Steamboat Springs After an all-day community forum on the topic of housing, Steamboat Springs Planning Director Tyler Gibbs had the unenviable job of trying to summarize seven hours of discussion and 20 pages of his own notes.
44 total votes.
The forum invited experts in all segments of housing to come together Friday in Citizen’s Hall to come up with solutions for locals. There were developers who’ve worked here and those who’ve built affordable projects elsewhere. There were real estate agents, lending professionals, heads of housing authorities, government officials and leaders of private companies on panels and in attendance. Members of the public at-large also were in the audience and able to participate during the day.
The day’s conversation was informative while also at times historical and soul-searching as Steamboat Springs residents who’ve been hearing about and wrestling with the issue of affordable housing for a very long time sought to define what would be different this time.
The city of Steamboat Springs currently is halfway through a two-year suspension of its community housing regulations, which creates an actual timer on the discussion of the vision for housing.
Despite the wide range of topics and discussion covered during the forum, there were some key takeaways.
“You’re here because you are concerned about preserving community character,” said David O'Neil, CEO and founder of Brynn Grey Partners, a Boulder real estate development and investment firm.

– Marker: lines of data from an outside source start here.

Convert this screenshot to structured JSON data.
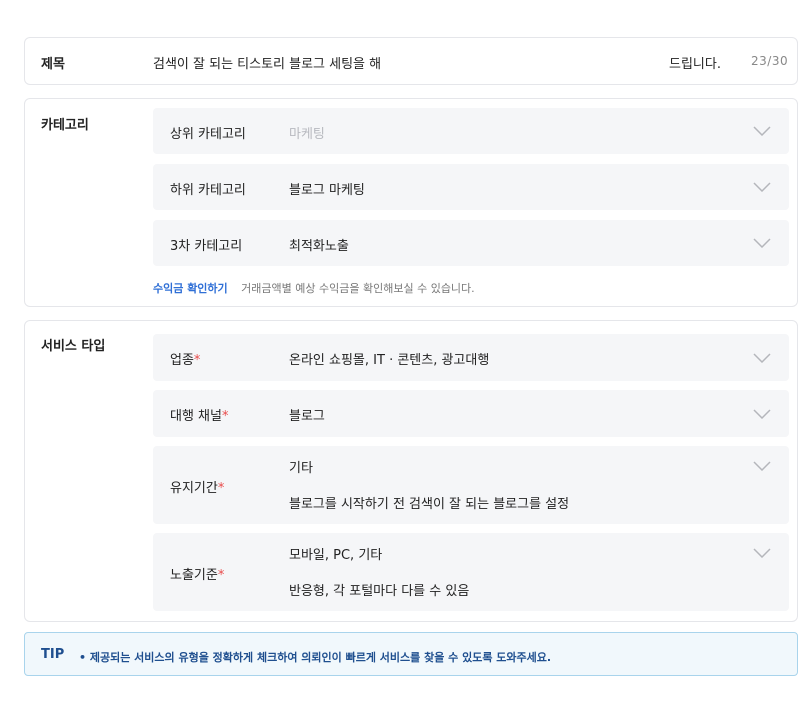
{
  "title": {
    "label": "제목",
    "value": "검색이 잘 되는 티스토리 블로그 세팅을 해",
    "value_tail": "드립니다.",
    "counter": "23/30"
  },
  "category": {
    "label": "카테고리",
    "top": {
      "label": "상위 카테고리",
      "value": "마케팅"
    },
    "sub": {
      "label": "하위 카테고리",
      "value": "블로그 마케팅"
    },
    "third": {
      "label": "3차 카테고리",
      "value": "최적화노출"
    },
    "profit_link": "수익금 확인하기",
    "profit_desc": "거래금액별 예상 수익금을 확인해보실 수 있습니다."
  },
  "service": {
    "label": "서비스 타입",
    "industry": {
      "label": "업종",
      "value": "온라인 쇼핑몰, IT · 콘텐츠, 광고대행"
    },
    "channel": {
      "label": "대행 채널",
      "value": "블로그"
    },
    "period": {
      "label": "유지기간",
      "value": "기타",
      "detail": "블로그를 시작하기 전 검색이 잘 되는 블로그를 설정"
    },
    "exposure": {
      "label": "노출기준",
      "value": "모바일, PC, 기타",
      "detail": "반응형, 각 포털마다 다를 수 있음"
    },
    "required_mark": "*"
  },
  "tip": {
    "title": "TIP",
    "text": "• 제공되는 서비스의 유형을 정확하게 체크하여 의뢰인이 빠르게 서비스를 찾을 수 있도록 도와주세요."
  },
  "colors": {
    "accent": "#2f6fd6",
    "required": "#e84a4a",
    "tip_bg": "#f1f8fc",
    "tip_border": "#a9d4ec",
    "tip_text": "#1f4f8f",
    "select_bg": "#f5f6f8"
  },
  "icons": {
    "dropdown": "chevron-down-icon"
  }
}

Creating community-wide goals emerged during the day as an important step along with how to measure progress toward those goals.

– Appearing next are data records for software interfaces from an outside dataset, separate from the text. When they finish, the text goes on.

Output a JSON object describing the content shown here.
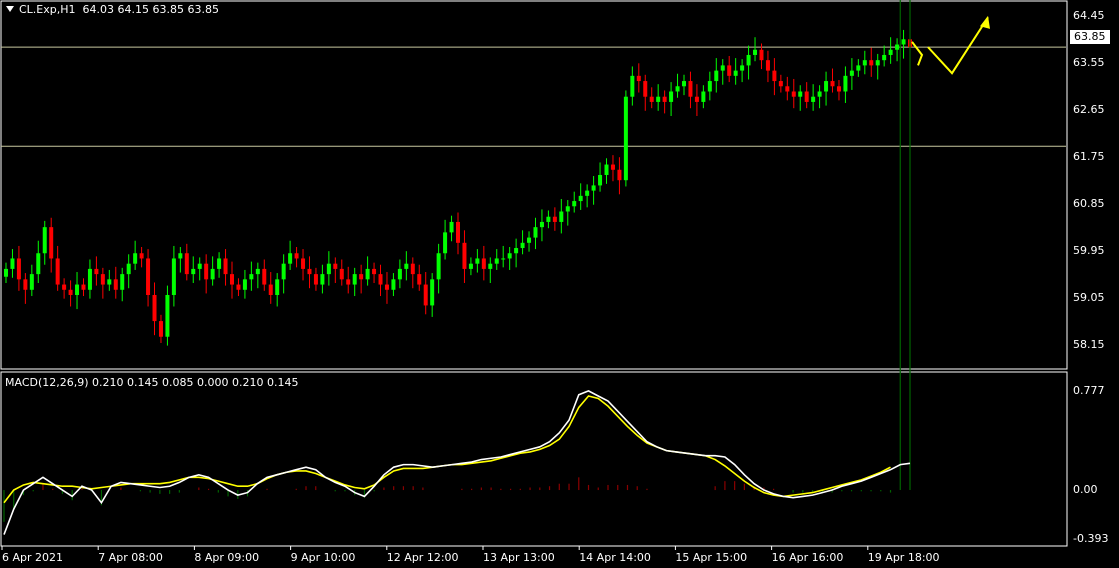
{
  "header": {
    "symbol_tf": "CL.Exp,H1",
    "ohlc": "64.03 64.15 63.85 63.85"
  },
  "macd": {
    "label": "MACD(12,26,9) 0.210 0.145 0.085 0.000 0.210 0.145"
  },
  "current_price_label": "63.85",
  "price_axis": [
    "64.45",
    "63.55",
    "62.65",
    "61.75",
    "60.85",
    "59.95",
    "59.05",
    "58.15"
  ],
  "macd_axis": [
    "0.777",
    "0.00",
    "-0.393"
  ],
  "time_axis": [
    "6 Apr 2021",
    "7 Apr 08:00",
    "8 Apr 09:00",
    "9 Apr 10:00",
    "12 Apr 12:00",
    "13 Apr 13:00",
    "14 Apr 14:00",
    "15 Apr 15:00",
    "16 Apr 16:00",
    "19 Apr 18:00"
  ],
  "colors": {
    "bull": "#00ff00",
    "bear": "#ff0000",
    "macd_line": "#ffffff",
    "signal_line": "#ffff00",
    "hist_pos": "#8b0000",
    "hist_neg": "#006400",
    "hline": "#c8c8a0",
    "arrow": "#ffff00"
  },
  "horizontal_lines": [
    63.85,
    61.95
  ],
  "chart_data": {
    "type": "candlestick",
    "price_range": [
      57.95,
      64.6
    ],
    "macd_range": [
      -0.393,
      0.85
    ],
    "close_series": [
      59.6,
      59.8,
      59.4,
      59.2,
      59.5,
      59.9,
      60.4,
      59.8,
      59.3,
      59.2,
      59.1,
      59.3,
      59.2,
      59.6,
      59.5,
      59.3,
      59.4,
      59.2,
      59.5,
      59.7,
      59.9,
      59.8,
      59.1,
      58.6,
      58.3,
      59.1,
      59.8,
      59.9,
      59.5,
      59.6,
      59.7,
      59.4,
      59.6,
      59.8,
      59.5,
      59.3,
      59.2,
      59.4,
      59.5,
      59.6,
      59.3,
      59.1,
      59.4,
      59.7,
      59.9,
      59.8,
      59.6,
      59.5,
      59.3,
      59.5,
      59.7,
      59.6,
      59.4,
      59.3,
      59.5,
      59.4,
      59.6,
      59.5,
      59.3,
      59.2,
      59.4,
      59.6,
      59.7,
      59.5,
      59.3,
      58.9,
      59.4,
      59.9,
      60.3,
      60.5,
      60.1,
      59.6,
      59.7,
      59.8,
      59.6,
      59.7,
      59.8,
      59.8,
      59.9,
      60.0,
      60.1,
      60.2,
      60.4,
      60.5,
      60.6,
      60.5,
      60.7,
      60.8,
      60.9,
      61.0,
      61.1,
      61.2,
      61.4,
      61.6,
      61.5,
      61.3,
      62.9,
      63.3,
      63.2,
      62.9,
      62.8,
      62.9,
      62.8,
      63.0,
      63.1,
      63.2,
      62.9,
      62.8,
      63.0,
      63.2,
      63.4,
      63.5,
      63.3,
      63.4,
      63.5,
      63.7,
      63.8,
      63.6,
      63.4,
      63.2,
      63.1,
      63.0,
      62.9,
      63.0,
      62.8,
      62.9,
      63.0,
      63.2,
      63.1,
      63.0,
      63.3,
      63.4,
      63.5,
      63.6,
      63.5,
      63.6,
      63.7,
      63.8,
      63.9,
      64.0,
      63.85
    ],
    "macd_series": [
      -0.35,
      -0.15,
      0.0,
      0.05,
      0.1,
      0.05,
      0.0,
      -0.05,
      0.03,
      0.0,
      -0.1,
      0.03,
      0.06,
      0.05,
      0.04,
      0.03,
      0.02,
      0.03,
      0.06,
      0.1,
      0.12,
      0.1,
      0.05,
      0.0,
      -0.04,
      -0.02,
      0.05,
      0.1,
      0.12,
      0.14,
      0.16,
      0.18,
      0.16,
      0.1,
      0.06,
      0.03,
      -0.02,
      -0.05,
      0.03,
      0.12,
      0.18,
      0.2,
      0.2,
      0.19,
      0.18,
      0.19,
      0.2,
      0.21,
      0.22,
      0.24,
      0.25,
      0.26,
      0.28,
      0.3,
      0.32,
      0.34,
      0.38,
      0.45,
      0.55,
      0.75,
      0.78,
      0.74,
      0.7,
      0.62,
      0.54,
      0.46,
      0.38,
      0.34,
      0.31,
      0.3,
      0.29,
      0.28,
      0.27,
      0.27,
      0.26,
      0.2,
      0.12,
      0.05,
      0.0,
      -0.03,
      -0.05,
      -0.06,
      -0.05,
      -0.04,
      -0.02,
      0.0,
      0.03,
      0.05,
      0.07,
      0.1,
      0.13,
      0.16,
      0.2,
      0.21
    ],
    "signal_series": [
      -0.1,
      0.0,
      0.04,
      0.06,
      0.05,
      0.04,
      0.03,
      0.03,
      0.02,
      0.01,
      0.02,
      0.03,
      0.04,
      0.05,
      0.05,
      0.05,
      0.05,
      0.06,
      0.08,
      0.1,
      0.1,
      0.09,
      0.07,
      0.05,
      0.03,
      0.03,
      0.05,
      0.09,
      0.12,
      0.14,
      0.15,
      0.15,
      0.13,
      0.1,
      0.07,
      0.04,
      0.02,
      0.01,
      0.04,
      0.1,
      0.15,
      0.17,
      0.17,
      0.17,
      0.18,
      0.19,
      0.2,
      0.2,
      0.21,
      0.22,
      0.23,
      0.25,
      0.27,
      0.29,
      0.3,
      0.32,
      0.35,
      0.4,
      0.5,
      0.65,
      0.74,
      0.72,
      0.66,
      0.58,
      0.5,
      0.43,
      0.37,
      0.34,
      0.31,
      0.3,
      0.29,
      0.28,
      0.27,
      0.24,
      0.19,
      0.13,
      0.07,
      0.02,
      -0.02,
      -0.04,
      -0.05,
      -0.04,
      -0.03,
      -0.02,
      0.0,
      0.02,
      0.04,
      0.06,
      0.08,
      0.11,
      0.14,
      0.18
    ]
  }
}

The public sector should be in the ends business (defining and measuring larger goals), O’Neil said, while the private sector is in the means business, left with flexibility to realize the community’s goals.
Speakers presented information about tools for affordable housing, multiple successful developments elsewhere, employer assisted housing strategies and more.
Steamboat residents at the forum pointed out that the region has a number of plans and vision documents that have yet to be realized.
Diane Johnson, general manager of Yampa Valley Electric Company, and Chris Tamucci, director of operations at Big Agnes, spoke about how housing presents a challenge in recruiting and retaining talent. However, as real estate agent Penny Fletcher pointed out, there seems to be some apathy in the community about deeming affordable housing a problem or determining how big of a problem it presents.
The idea of a survey or study to gauge the size of the affordability gap and its consequences was met with groans by members of the audience, but panelists and some of those in attendance agreed that strong leadership would be paramount to educating the community about the issue, getting feedback and finding housing solutions for locals.
“We will be back in touch as soon as possible,” Gibbs said at the end of the day. “We will not let this rest.”
To reach Michael Schrantz, call 970-871-4206, email mschrantz@SteamboatToday.com or follow him on Twitter @MLSchrantz